This sounds like a lot, but if you set up your files correctly, then you can avoid some pitfalls of designing your business cards. Remember to l for bleed, and give the text space away from the edge so that it is no in danger of being cut off. You can also pay extra for service from printers to make your cards stand out even more, such as embossing, foil stamping, die cutting, etc. A popular trend now is to round the corners of your card, but like everything else, this costs extra. Obviously there are many more creative ways to create a business card, but I have given you the basics, and now you can take what I have shown you, come up with a concept, and execute it, while being able to print it while having the look that you want.





  • http://www.graphiclove.co.uk drobiec

    I’m sorry but this article shouldn’t exist like that! If you want to learn something about the basics of Graphic Design buy a book about it, you will get very good advise there.

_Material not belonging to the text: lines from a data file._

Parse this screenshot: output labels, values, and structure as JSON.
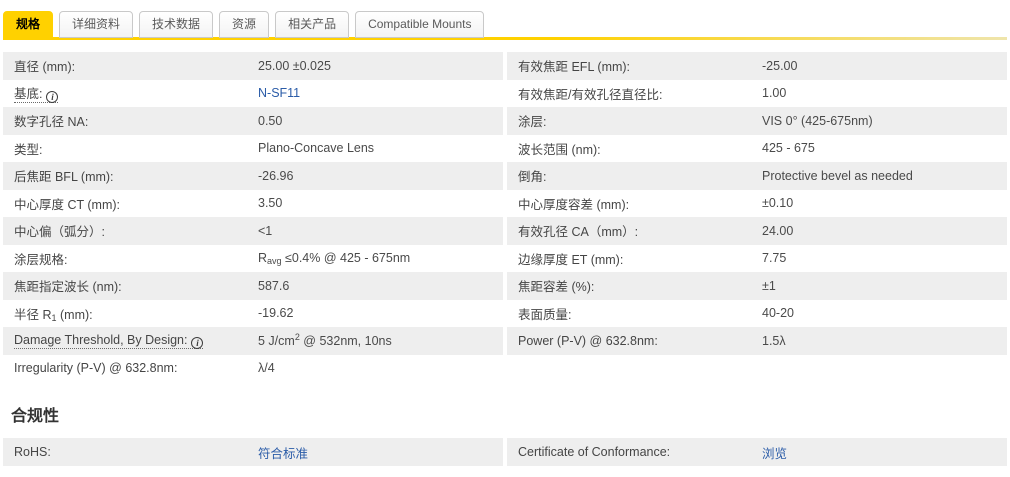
{
  "tabs": [
    {
      "name": "specs",
      "label": "规格",
      "active": true
    },
    {
      "name": "details",
      "label": "详细资料",
      "active": false
    },
    {
      "name": "technical-data",
      "label": "技术数据",
      "active": false
    },
    {
      "name": "resources",
      "label": "资源",
      "active": false
    },
    {
      "name": "related-products",
      "label": "相关产品",
      "active": false
    },
    {
      "name": "compatible-mounts",
      "label": "Compatible Mounts",
      "active": false
    }
  ],
  "spec_rows": [
    {
      "left": {
        "label": "直径 (mm):",
        "value": "25.00 ±0.025"
      },
      "right": {
        "label": "有效焦距 EFL (mm):",
        "value": "-25.00"
      }
    },
    {
      "left": {
        "label": "基底:",
        "info": true,
        "value": "N-SF11",
        "link": true
      },
      "right": {
        "label": "有效焦距/有效孔径直径比:",
        "value": "1.00"
      }
    },
    {
      "left": {
        "label": "数字孔径 NA:",
        "value": "0.50"
      },
      "right": {
        "label": "涂层:",
        "value": "VIS 0° (425-675nm)"
      }
    },
    {
      "left": {
        "label": "类型:",
        "value": "Plano-Concave Lens"
      },
      "right": {
        "label": "波长范围 (nm):",
        "value": "425 - 675"
      }
    },
    {
      "left": {
        "label": "后焦距 BFL (mm):",
        "value": "-26.96"
      },
      "right": {
        "label": "倒角:",
        "value": "Protective bevel as needed"
      }
    },
    {
      "left": {
        "label": "中心厚度 CT (mm):",
        "value": "3.50"
      },
      "right": {
        "label": "中心厚度容差 (mm):",
        "value": "±0.10"
      }
    },
    {
      "left": {
        "label": "中心偏（弧分）:",
        "value": "<1"
      },
      "right": {
        "label": "有效孔径 CA（mm）:",
        "value": "24.00"
      }
    },
    {
      "left": {
        "label": "涂层规格:",
        "value": [
          "R",
          {
            "sub": "avg"
          },
          " ≤0.4% @ 425 - 675nm"
        ]
      },
      "right": {
        "label": "边缘厚度 ET (mm):",
        "value": "7.75"
      }
    },
    {
      "left": {
        "label": "焦距指定波长 (nm):",
        "value": "587.6"
      },
      "right": {
        "label": "焦距容差 (%):",
        "value": "±1"
      }
    },
    {
      "left": {
        "label": [
          "半径 R",
          {
            "sub": "1"
          },
          " (mm):"
        ],
        "value": "-19.62"
      },
      "right": {
        "label": "表面质量:",
        "value": "40-20"
      }
    },
    {
      "left": {
        "label": "Damage Threshold, By Design:",
        "info": true,
        "value": [
          "5 J/cm",
          {
            "sup": "2"
          },
          " @ 532nm, 10ns"
        ]
      },
      "right": {
        "label": "Power (P-V) @ 632.8nm:",
        "value": "1.5λ"
      }
    },
    {
      "left": {
        "label": "Irregularity (P-V) @ 632.8nm:",
        "value": "λ/4"
      },
      "right": null
    }
  ],
  "compliance": {
    "title": "合规性",
    "rows": [
      {
        "left": {
          "label": "RoHS:",
          "value": "符合标准",
          "link": true
        },
        "right": {
          "label": "Certificate of Conformance:",
          "value": "浏览",
          "link": true
        }
      }
    ]
  },
  "colors": {
    "accent_yellow": "#FFD100",
    "row_gray": "#EEEEEE",
    "link_blue": "#2B5CA8",
    "text": "#4A4A4A",
    "tab_border": "#C9C9C9"
  }
}
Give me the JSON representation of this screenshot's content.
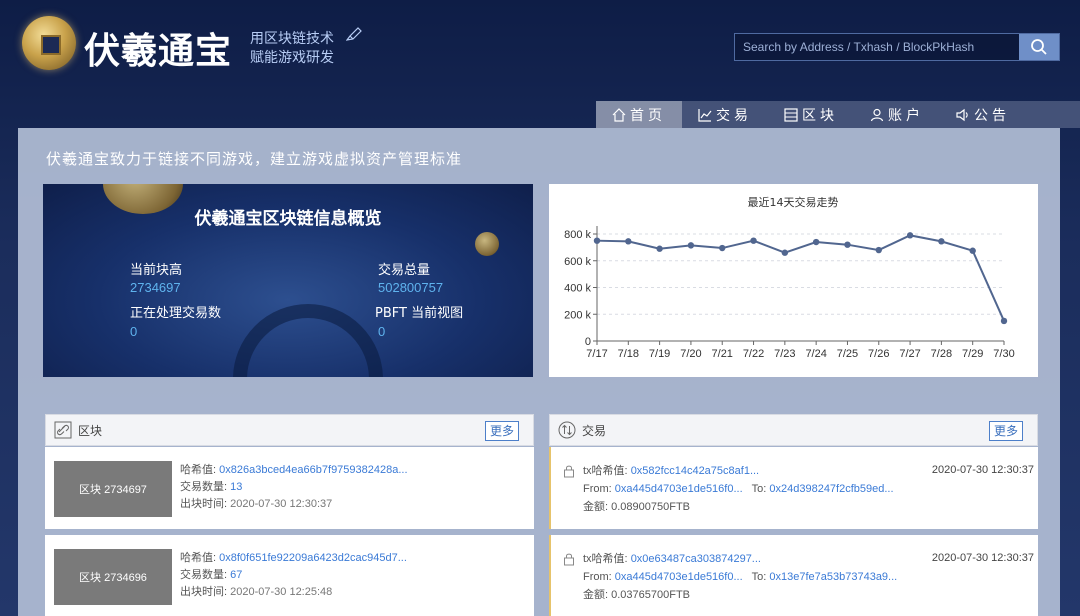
{
  "header": {
    "brand": "伏羲通宝",
    "slogan_line1": "用区块链技术",
    "slogan_line2": "赋能游戏研发",
    "search_placeholder": "Search by Address / Txhash / BlockPkHash"
  },
  "nav": {
    "items": [
      {
        "label": "首页",
        "icon": "home-icon"
      },
      {
        "label": "交易",
        "icon": "chart-icon"
      },
      {
        "label": "区块",
        "icon": "block-icon"
      },
      {
        "label": "账户",
        "icon": "user-icon"
      },
      {
        "label": "公告",
        "icon": "speaker-icon"
      }
    ]
  },
  "main": {
    "tagline": "伏羲通宝致力于链接不同游戏，建立游戏虚拟资产管理标准"
  },
  "overview": {
    "title": "伏羲通宝区块链信息概览",
    "block_height_label": "当前块高",
    "block_height": "2734697",
    "tx_total_label": "交易总量",
    "tx_total": "502800757",
    "pending_label": "正在处理交易数",
    "pending": "0",
    "pbft_label": "PBFT 当前视图",
    "pbft": "0"
  },
  "chart_data": {
    "type": "line",
    "title": "最近14天交易走势",
    "categories": [
      "7/17",
      "7/18",
      "7/19",
      "7/20",
      "7/21",
      "7/22",
      "7/23",
      "7/24",
      "7/25",
      "7/26",
      "7/27",
      "7/28",
      "7/29",
      "7/30"
    ],
    "values": [
      750000,
      745000,
      690000,
      715000,
      695000,
      750000,
      660000,
      740000,
      720000,
      680000,
      790000,
      745000,
      675000,
      150000
    ],
    "ylim": [
      0,
      800000
    ],
    "yticks": [
      "0",
      "200 k",
      "400 k",
      "600 k",
      "800 k"
    ],
    "color": "#51668f",
    "grid": true
  },
  "blocks": {
    "title": "区块",
    "more": "更多",
    "items": [
      {
        "box": "区块 2734697",
        "hash_label": "哈希值:",
        "hash": "0x826a3bced4ea66b7f9759382428a...",
        "count_label": "交易数量:",
        "count": "13",
        "time_label": "出块时间:",
        "time": "2020-07-30 12:30:37"
      },
      {
        "box": "区块 2734696",
        "hash_label": "哈希值:",
        "hash": "0x8f0f651fe92209a6423d2cac945d7...",
        "count_label": "交易数量:",
        "count": "67",
        "time_label": "出块时间:",
        "time": "2020-07-30 12:25:48"
      }
    ]
  },
  "transactions": {
    "title": "交易",
    "more": "更多",
    "items": [
      {
        "hash_label": "tx哈希值:",
        "hash": "0x582fcc14c42a75c8af1...",
        "time": "2020-07-30 12:30:37",
        "from_label": "From:",
        "from": "0xa445d4703e1de516f0...",
        "to_label": "To:",
        "to": "0x24d398247f2cfb59ed...",
        "amount_label": "金额:",
        "amount": "0.08900750FTB"
      },
      {
        "hash_label": "tx哈希值:",
        "hash": "0x0e63487ca303874297...",
        "time": "2020-07-30 12:30:37",
        "from_label": "From:",
        "from": "0xa445d4703e1de516f0...",
        "to_label": "To:",
        "to": "0x13e7fe7a53b73743a9...",
        "amount_label": "金额:",
        "amount": "0.03765700FTB"
      }
    ]
  }
}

    If you want to have a nicely designed Business Card, ask a designer to make you one! Leave the design jobs to the designers.

    If you want to rip of a good design of already existing Business Cards, there are really good and clean examples on various design blogs or, again, buy a book about the latest Corporate identities.

    In principle some of the content is ok on this site, but creatively, please don’t use it as an example!

    Adam

    • jgeorge

      This tutorial was created for a designer that is just starting out. They are going to school for design and wanted a basic tutorial about how to lay out a business card. The tutorial is meant to be basic in nature, but focus on getting it printed. I have not only been thanked and complimented by dozens of people for offering this tutorial, but I do not discriminate the level at which I present tutorials. I create tutorials for people ranking from newly starting designers, all the way to professionals. The examples shown in the tutorial are simply showing basic layouts, and are not meant to to tip top designs, merely a simple display of methods and layouts.

  • http://www.opos-trans.pl busy do Niemiec

    I stumbled across your blog and think it’s fantastic, keep us posting

  • http://businesscarddesignideas.com Maggie

    Very detailed tutorial. I’m sure people who aren’t well versed in using Photoshop will find this very useful :)